Within the listing below, locate all lines containing the word "Training". Copy each one.

DATASET CONTENT

▬▬▬▬▬▬▬▬▬▬

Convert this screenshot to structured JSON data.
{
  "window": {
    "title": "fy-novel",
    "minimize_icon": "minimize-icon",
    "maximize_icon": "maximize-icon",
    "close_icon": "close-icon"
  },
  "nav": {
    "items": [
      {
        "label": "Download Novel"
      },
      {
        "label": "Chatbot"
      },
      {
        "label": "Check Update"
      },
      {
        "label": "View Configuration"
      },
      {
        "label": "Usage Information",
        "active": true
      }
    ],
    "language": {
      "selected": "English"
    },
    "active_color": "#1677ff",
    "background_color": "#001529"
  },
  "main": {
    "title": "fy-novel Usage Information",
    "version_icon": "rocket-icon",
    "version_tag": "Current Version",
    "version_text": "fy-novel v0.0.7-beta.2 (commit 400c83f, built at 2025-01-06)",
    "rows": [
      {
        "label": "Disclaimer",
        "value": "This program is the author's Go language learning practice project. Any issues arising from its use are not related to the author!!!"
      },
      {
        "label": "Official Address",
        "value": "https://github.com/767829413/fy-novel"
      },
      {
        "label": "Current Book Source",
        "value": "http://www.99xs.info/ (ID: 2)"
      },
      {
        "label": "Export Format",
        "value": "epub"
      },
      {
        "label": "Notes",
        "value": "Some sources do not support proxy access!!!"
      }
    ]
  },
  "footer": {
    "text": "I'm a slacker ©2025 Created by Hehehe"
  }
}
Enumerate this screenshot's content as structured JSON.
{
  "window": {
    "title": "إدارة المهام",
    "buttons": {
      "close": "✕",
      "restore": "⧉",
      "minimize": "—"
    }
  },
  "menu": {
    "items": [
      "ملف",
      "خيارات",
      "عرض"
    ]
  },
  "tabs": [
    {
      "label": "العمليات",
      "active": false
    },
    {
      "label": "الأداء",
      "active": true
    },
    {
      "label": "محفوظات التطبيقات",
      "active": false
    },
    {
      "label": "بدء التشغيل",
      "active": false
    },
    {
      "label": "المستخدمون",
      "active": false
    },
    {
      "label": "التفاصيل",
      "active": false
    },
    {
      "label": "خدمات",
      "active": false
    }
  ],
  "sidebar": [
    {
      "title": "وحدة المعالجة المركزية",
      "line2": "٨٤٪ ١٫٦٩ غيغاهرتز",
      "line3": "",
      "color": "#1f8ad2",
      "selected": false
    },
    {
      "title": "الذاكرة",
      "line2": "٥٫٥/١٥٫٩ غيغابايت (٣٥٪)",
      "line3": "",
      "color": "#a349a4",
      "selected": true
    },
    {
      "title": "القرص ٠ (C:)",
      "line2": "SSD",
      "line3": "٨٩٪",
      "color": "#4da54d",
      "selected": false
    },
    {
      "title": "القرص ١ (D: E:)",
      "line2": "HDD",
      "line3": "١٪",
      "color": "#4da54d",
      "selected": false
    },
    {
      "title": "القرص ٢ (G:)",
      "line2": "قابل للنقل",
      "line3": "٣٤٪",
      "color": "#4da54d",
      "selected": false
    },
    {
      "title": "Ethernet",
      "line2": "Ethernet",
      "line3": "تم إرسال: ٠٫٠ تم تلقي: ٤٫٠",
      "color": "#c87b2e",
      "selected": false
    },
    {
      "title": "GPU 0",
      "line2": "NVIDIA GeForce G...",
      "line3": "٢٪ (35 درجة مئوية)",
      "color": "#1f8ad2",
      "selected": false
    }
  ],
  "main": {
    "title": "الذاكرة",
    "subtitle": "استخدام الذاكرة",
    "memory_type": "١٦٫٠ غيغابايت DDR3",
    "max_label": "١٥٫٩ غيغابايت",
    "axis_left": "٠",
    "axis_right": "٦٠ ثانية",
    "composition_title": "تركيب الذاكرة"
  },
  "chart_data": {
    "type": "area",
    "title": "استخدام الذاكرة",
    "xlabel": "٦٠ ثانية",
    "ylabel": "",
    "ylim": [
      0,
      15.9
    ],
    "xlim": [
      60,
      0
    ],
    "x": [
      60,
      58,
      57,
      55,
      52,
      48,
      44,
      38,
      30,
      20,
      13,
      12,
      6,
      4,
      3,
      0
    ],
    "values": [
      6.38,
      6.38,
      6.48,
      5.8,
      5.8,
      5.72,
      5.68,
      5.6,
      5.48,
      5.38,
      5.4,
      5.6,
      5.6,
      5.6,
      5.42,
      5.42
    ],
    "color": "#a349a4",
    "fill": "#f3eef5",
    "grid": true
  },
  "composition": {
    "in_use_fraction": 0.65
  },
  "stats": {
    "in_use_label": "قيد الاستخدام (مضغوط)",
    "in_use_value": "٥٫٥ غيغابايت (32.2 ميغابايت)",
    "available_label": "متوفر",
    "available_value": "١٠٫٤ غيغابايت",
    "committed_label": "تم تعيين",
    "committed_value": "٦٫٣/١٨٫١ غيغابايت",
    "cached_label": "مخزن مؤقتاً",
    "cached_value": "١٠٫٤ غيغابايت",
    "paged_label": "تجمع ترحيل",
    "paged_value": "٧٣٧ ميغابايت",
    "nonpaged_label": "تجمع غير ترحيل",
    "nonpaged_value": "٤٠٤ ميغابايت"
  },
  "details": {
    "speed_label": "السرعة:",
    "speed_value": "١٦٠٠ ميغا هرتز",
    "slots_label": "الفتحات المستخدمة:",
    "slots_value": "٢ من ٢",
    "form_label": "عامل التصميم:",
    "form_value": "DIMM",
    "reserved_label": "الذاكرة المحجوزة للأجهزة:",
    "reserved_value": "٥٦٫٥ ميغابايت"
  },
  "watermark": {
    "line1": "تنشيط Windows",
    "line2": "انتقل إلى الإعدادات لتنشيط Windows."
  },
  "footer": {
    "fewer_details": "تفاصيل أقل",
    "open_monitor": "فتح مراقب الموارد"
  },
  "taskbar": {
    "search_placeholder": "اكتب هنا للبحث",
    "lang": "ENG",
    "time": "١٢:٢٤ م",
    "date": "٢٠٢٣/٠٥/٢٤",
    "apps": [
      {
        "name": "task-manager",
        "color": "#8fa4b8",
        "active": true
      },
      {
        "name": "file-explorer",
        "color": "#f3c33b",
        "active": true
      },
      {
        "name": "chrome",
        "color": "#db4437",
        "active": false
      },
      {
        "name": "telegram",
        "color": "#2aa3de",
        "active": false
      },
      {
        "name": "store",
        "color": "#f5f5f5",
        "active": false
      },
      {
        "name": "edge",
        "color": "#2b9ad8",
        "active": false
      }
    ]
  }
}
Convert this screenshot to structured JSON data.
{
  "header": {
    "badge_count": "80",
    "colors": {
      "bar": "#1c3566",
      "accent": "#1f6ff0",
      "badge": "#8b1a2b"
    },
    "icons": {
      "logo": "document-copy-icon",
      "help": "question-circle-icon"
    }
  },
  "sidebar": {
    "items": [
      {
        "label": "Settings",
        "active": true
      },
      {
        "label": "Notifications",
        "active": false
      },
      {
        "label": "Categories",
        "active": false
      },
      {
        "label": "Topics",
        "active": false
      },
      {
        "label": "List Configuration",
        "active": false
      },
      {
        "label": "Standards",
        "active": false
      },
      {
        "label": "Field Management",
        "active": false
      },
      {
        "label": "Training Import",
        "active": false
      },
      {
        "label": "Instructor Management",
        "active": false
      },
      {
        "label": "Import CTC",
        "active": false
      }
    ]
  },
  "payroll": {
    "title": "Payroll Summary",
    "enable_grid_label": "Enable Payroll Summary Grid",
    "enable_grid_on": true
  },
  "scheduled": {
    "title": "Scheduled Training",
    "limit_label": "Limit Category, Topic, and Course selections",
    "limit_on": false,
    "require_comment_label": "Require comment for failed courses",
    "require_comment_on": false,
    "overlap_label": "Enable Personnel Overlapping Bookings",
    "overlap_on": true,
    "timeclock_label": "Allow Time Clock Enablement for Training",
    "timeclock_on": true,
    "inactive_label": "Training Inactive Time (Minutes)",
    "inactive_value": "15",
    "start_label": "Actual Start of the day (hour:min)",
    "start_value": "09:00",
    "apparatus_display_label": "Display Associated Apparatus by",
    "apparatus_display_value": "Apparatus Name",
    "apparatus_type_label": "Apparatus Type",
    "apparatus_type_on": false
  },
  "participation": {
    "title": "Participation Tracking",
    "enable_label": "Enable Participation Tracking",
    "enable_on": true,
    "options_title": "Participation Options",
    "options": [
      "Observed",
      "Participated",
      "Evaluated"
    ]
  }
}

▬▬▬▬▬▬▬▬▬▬

TASK ANSWER
        "label": "Training Import",
    "title": "Scheduled Training",
    "timeclock_label": "Allow Time Clock Enablement for Training",
    "inactive_label": "Training Inactive Time (Minutes)",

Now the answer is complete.